2. PrinceJvstin
Thanks, Jon. I can attest Shadow's Son does follow your philosophy. Just enough to keep us going forward.

I do understand Shadow's Lure opens up more of Caim's origins and the story behind that. But I won't expect infodumps.
Aspiring Writer
3. Herb2
Fantasy more than other genres tends to tell stories that have everything to do with the past. This is a good thing; when well done, it is really something special. Think Lord of the Rings, The Wheel of Time, A Song of Ice and Fire. The past affects the story in thousands of ways. When done right, it's like two stories told simultaneously. One proceeds in normal chronological order, the other jumping back and forth, but generally moving backwards. Little wonder the second is the harder to pull off.
Teresa Nielsen Hayden
4. tnh
The best rule of thumb I know is to never tell the readers something before they want to know it. If they enjoy the story enough, they may go on to take an interest in the backstory; but that comes afterward.
Aspiring Writer
5. AlBrown
Sometimes, giving us chunks of backstory alternating with the current narrative can be a great technique, as both converge toward a common goal. Other times, writers give us a big dramatic start (alarums and excursions!), but then chapter two is like a history lesson. Too much backstory can definitely clog things up.
I think it is harder to give backstory in movies, because they are so compact. One movie I can think of where the backstory was right up front, but beautifully handled, was the Pixar movie Up. It made so much of a difference in how we reacted to Carl, and realized that his crusty exterior covered a heart of gold.
But in many cases, too much backstory can ruin things. And especially when you go back and turn your backstory into 'prequels.' Like the newest Star Wars movies. Ugh...
Aspiring Writer
6. looloolooweez
Really well-done books & series generally seem to follow tnh's rule of thumb. But... I guess I'm a little odd in that I actually like lots of exposition/infodumps. This might be a side-effect of my love for historical & science NF. Maybe when one is used to NF patterns in reading, one expects to see that same kind of pattern (background info galore!) in F, at least to some extent? But the best SF writers know how to mete out that background info at just the right places and in just the right amounts so that it moves the story forward rather than jarring the reader out of his/her normal reading trance.
Michael Burke
7. Ludon
I believe an example of making the backstory an important part of the story would be Louis Sachar's Holes. But if you think about that story - think about moving things around - you could see how easily it could have not worked.
Aspiring Writer
8. Queen MyrdemInggala
One of the better examples of back-story handled well, is the way Brian Aldiss lets us in on the secret behind the Kaidaw - slowly opening it out in Helliconia Spring, then the very next thing, we're meeting one of the characters right up front - Billish Owpin in person. To explain his backstory, we get taken through the history of the Kaidaw, which then leads us onto the origins of the Helliconia system, and the astrophysical reasons why there are several sophonts on the planet Helliconia, and why two of them can't seem to get along ...

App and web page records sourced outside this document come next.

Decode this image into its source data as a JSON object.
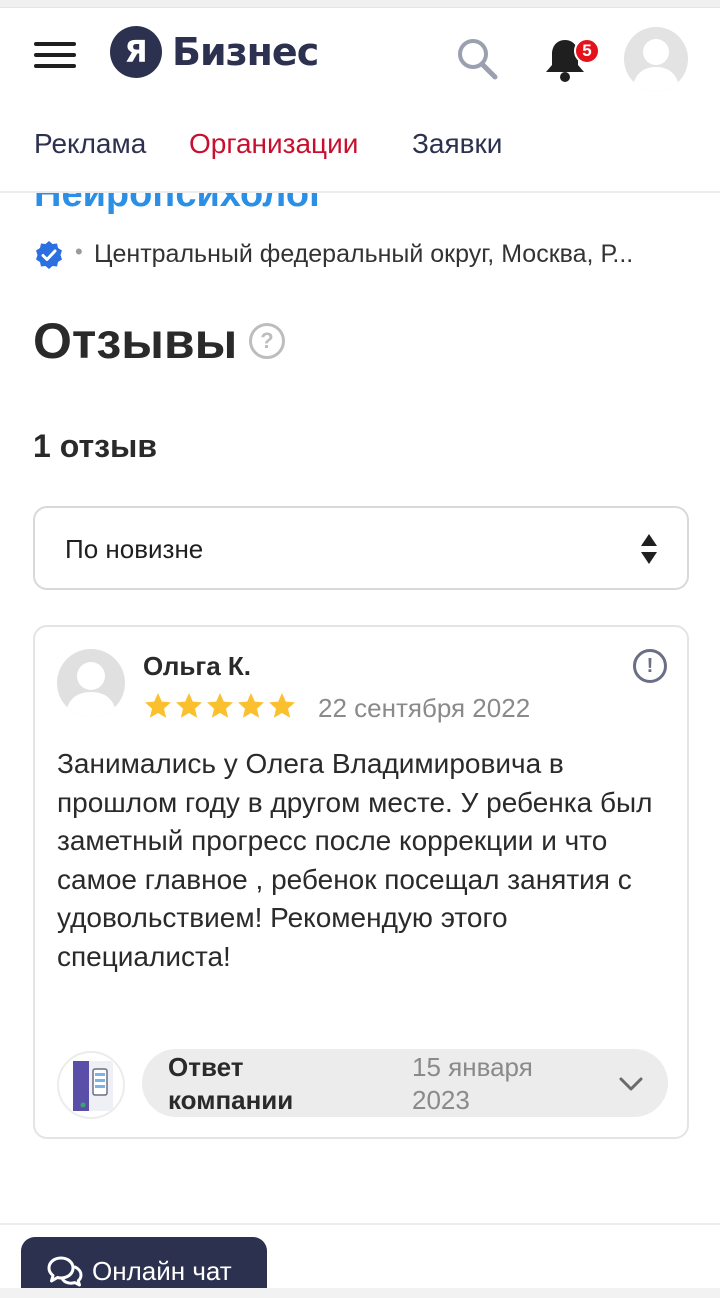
{
  "header": {
    "logo_letter": "Я",
    "logo_text": "Бизнес",
    "notification_count": "5"
  },
  "nav": {
    "tabs": [
      {
        "label": "Реклама",
        "active": false
      },
      {
        "label": "Организации",
        "active": true
      },
      {
        "label": "Заявки",
        "active": false
      }
    ]
  },
  "organization": {
    "name": "Нейропсихолог",
    "address": "Центральный федеральный округ, Москва, Р...",
    "verified": true
  },
  "reviews": {
    "title": "Отзывы",
    "help_symbol": "?",
    "count_label": "1 отзыв",
    "sort": {
      "selected": "По новизне"
    },
    "items": [
      {
        "author": "Ольга К.",
        "rating": 5,
        "rating_max": 5,
        "date": "22 сентября 2022",
        "text": "Занимались у Олега Владимировича в прошлом году в другом месте. У ребенка был заметный прогресс после коррекции и что самое главное , ребенок посещал занятия с удовольствием! Рекомендую этого специалиста!",
        "report_symbol": "!",
        "reply": {
          "label": "Ответ компании",
          "date": "15 января 2023"
        }
      }
    ]
  },
  "chat": {
    "label": "Онлайн чат"
  },
  "colors": {
    "brand_dark": "#2c3150",
    "active_tab": "#c8102e",
    "org_link": "#1e88e5",
    "star": "#fbc02d",
    "badge": "#e4121b"
  }
}
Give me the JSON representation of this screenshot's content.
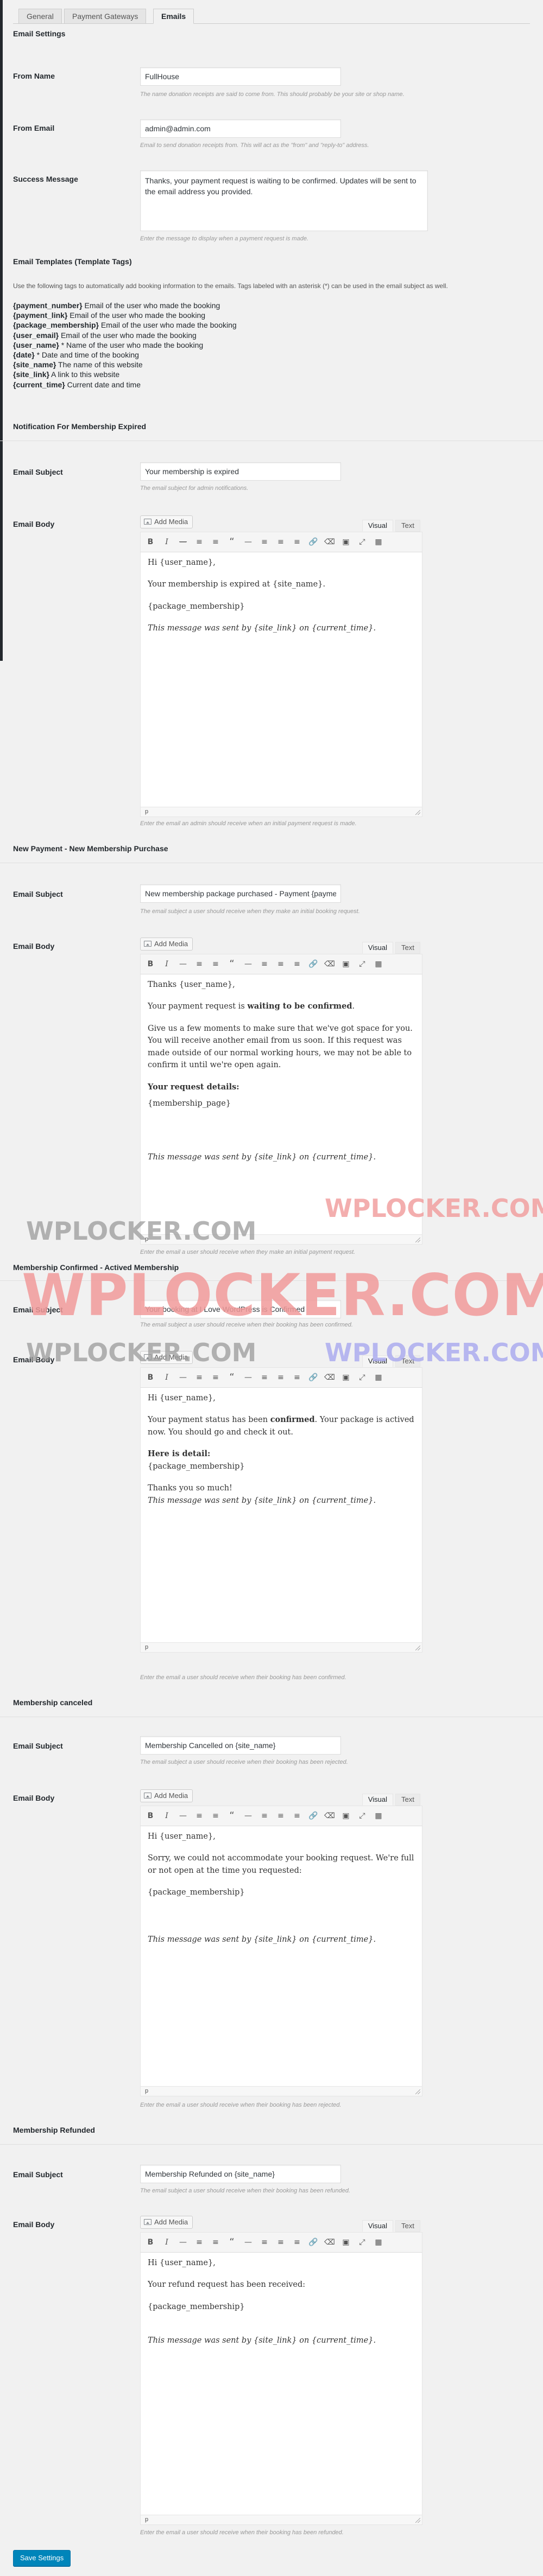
{
  "tabs": [
    "General",
    "Payment Gateways",
    "Emails"
  ],
  "headings": {
    "email_settings": "Email Settings",
    "email_templates": "Email Templates (Template Tags)",
    "notif_expired": "Notification For Membership Expired",
    "new_payment": "New Payment - New Membership Purchase",
    "confirmed": "Membership Confirmed - Actived Membership",
    "canceled": "Membership canceled",
    "refunded": "Membership Refunded"
  },
  "labels": {
    "from_name": "From Name",
    "from_email": "From Email",
    "success_message": "Success Message",
    "email_subject": "Email Subject",
    "email_body": "Email Body"
  },
  "fields": {
    "from_name": "FullHouse",
    "from_email": "admin@admin.com",
    "success_message": "Thanks, your payment request is waiting to be confirmed. Updates will be sent to the email address you provided."
  },
  "descs": {
    "from_name": "The name donation receipts are said to come from. This should probably be your site or shop name.",
    "from_email": "Email to send donation receipts from. This will act as the \"from\" and \"reply-to\" address.",
    "success_message": "Enter the message to display when a payment request is made.",
    "expired_subject": "The email subject for admin notifications.",
    "expired_body": "Enter the email an admin should receive when an initial payment request is made.",
    "new_subject": "The email subject a user should receive when they make an initial booking request.",
    "new_body": "Enter the email a user should receive when they make an initial payment request.",
    "confirmed_subject": "The email subject a user should receive when their booking has been confirmed.",
    "confirmed_body": "Enter the email a user should receive when their booking has been confirmed.",
    "canceled_subject": "The email subject a user should receive when their booking has been rejected.",
    "canceled_body": "Enter the email a user should receive when their booking has been rejected.",
    "refunded_subject": "The email subject a user should receive when their booking has been refunded.",
    "refunded_body": "Enter the email a user should receive when their booking has been refunded."
  },
  "templates_intro": "Use the following tags to automatically add booking information to the emails. Tags labeled with an asterisk (*) can be used in the email subject as well.",
  "tags": [
    {
      "tag": "{payment_number}",
      "desc": " Email of the user who made the booking"
    },
    {
      "tag": "{payment_link}",
      "desc": " Email of the user who made the booking"
    },
    {
      "tag": "{package_membership}",
      "desc": " Email of the user who made the booking"
    },
    {
      "tag": "{user_email}",
      "desc": " Email of the user who made the booking"
    },
    {
      "tag": "{user_name}",
      "desc": " * Name of the user who made the booking"
    },
    {
      "tag": "{date}",
      "desc": " * Date and time of the booking"
    },
    {
      "tag": "{site_name}",
      "desc": " The name of this website"
    },
    {
      "tag": "{site_link}",
      "desc": " A link to this website"
    },
    {
      "tag": "{current_time}",
      "desc": " Current date and time"
    }
  ],
  "editor": {
    "add_media": "Add Media",
    "visual": "Visual",
    "text": "Text",
    "path": "p",
    "toolbar_icons": [
      "bold-icon",
      "italic-icon",
      "strikethrough-icon",
      "bullet-list-icon",
      "numbered-list-icon",
      "blockquote-icon",
      "horizontal-rule-icon",
      "align-left-icon",
      "align-center-icon",
      "align-right-icon",
      "insert-link-icon",
      "remove-link-icon",
      "read-more-icon",
      "fullscreen-icon",
      "toolbar-toggle-icon"
    ]
  },
  "subjects": {
    "expired": "Your membership is expired",
    "new_payment": "New membership package purchased - Payment {payment_number}",
    "confirmed": "Your booking at I Love WordPress is Confirmed",
    "canceled": "Membership Cancelled on {site_name}",
    "refunded": "Membership Refunded on {site_name}"
  },
  "bodies": {
    "expired": {
      "greet": "Hi {user_name},",
      "line": "Your membership is expired at {site_name}.",
      "pkg": "{package_membership}",
      "sig": "This message was sent by {site_link} on {current_time}."
    },
    "new_payment": {
      "greet": "Thanks {user_name},",
      "line_a": "Your payment request is ",
      "line_b": "waiting to be confirmed",
      "line_c": ".",
      "para": "Give us a few moments to make sure that we've got space for you. You will receive another email from us soon. If this request was made outside of our normal working hours, we may not be able to confirm it until we're open again.",
      "details": "Your request details:",
      "pkg": "{membership_page}",
      "sig": "This message was sent by {site_link} on {current_time}."
    },
    "confirmed": {
      "greet": "Hi {user_name},",
      "line_a": "Your payment status has been ",
      "line_b": "confirmed",
      "line_c": ". Your package is actived now. You should go and check it out.",
      "details": "Here is detail:",
      "pkg": "{package_membership}",
      "thanks": "Thanks you so much!",
      "sig": "This message was sent by {site_link} on {current_time}."
    },
    "canceled": {
      "greet": "Hi {user_name},",
      "line": "Sorry, we could not accommodate your booking request. We're full or not open at the time you requested:",
      "pkg": "{package_membership}",
      "sig": "This message was sent by {site_link} on {current_time}."
    },
    "refunded": {
      "greet": "Hi {user_name},",
      "line": "Your refund request has been received:",
      "pkg": "{package_membership}",
      "sig": "This message was sent by {site_link} on {current_time}."
    }
  },
  "watermarks": [
    "WPLOCKER.COM",
    "WPLOCKER.COM",
    "WPLOCKER.COM",
    "WPLOCKER.COM",
    "WPLOCKER.COM"
  ],
  "save_button": "Save Settings",
  "colors": {
    "primary": "#0085ba",
    "watermark_gray": "#9b9b9b",
    "watermark_red": "#f19b9b",
    "watermark_blue": "#a8a8ef"
  }
}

Ursula Le Guin in The Left Hand of Darkness is another writer who handles backstory extraordinarily well, with the little snippets of tales from Gethen's past, and stories from the religions ... little stories that also illustrate her central thesis in the main novel beautifully.

Doris Lesisng in Shikasta also handles the backstory well, with flashbacks, asides, and characters making the next best thing to excuses - it's endemic, even the Sirian bureaucrats in The Sirian Experiments make endless excuses - and provide us with endless ( and painless ) backstory.

Subscribe to this thread

Receive notification by email when a new comment is added. You must be a registered user to subscribe to threads.
Post a comment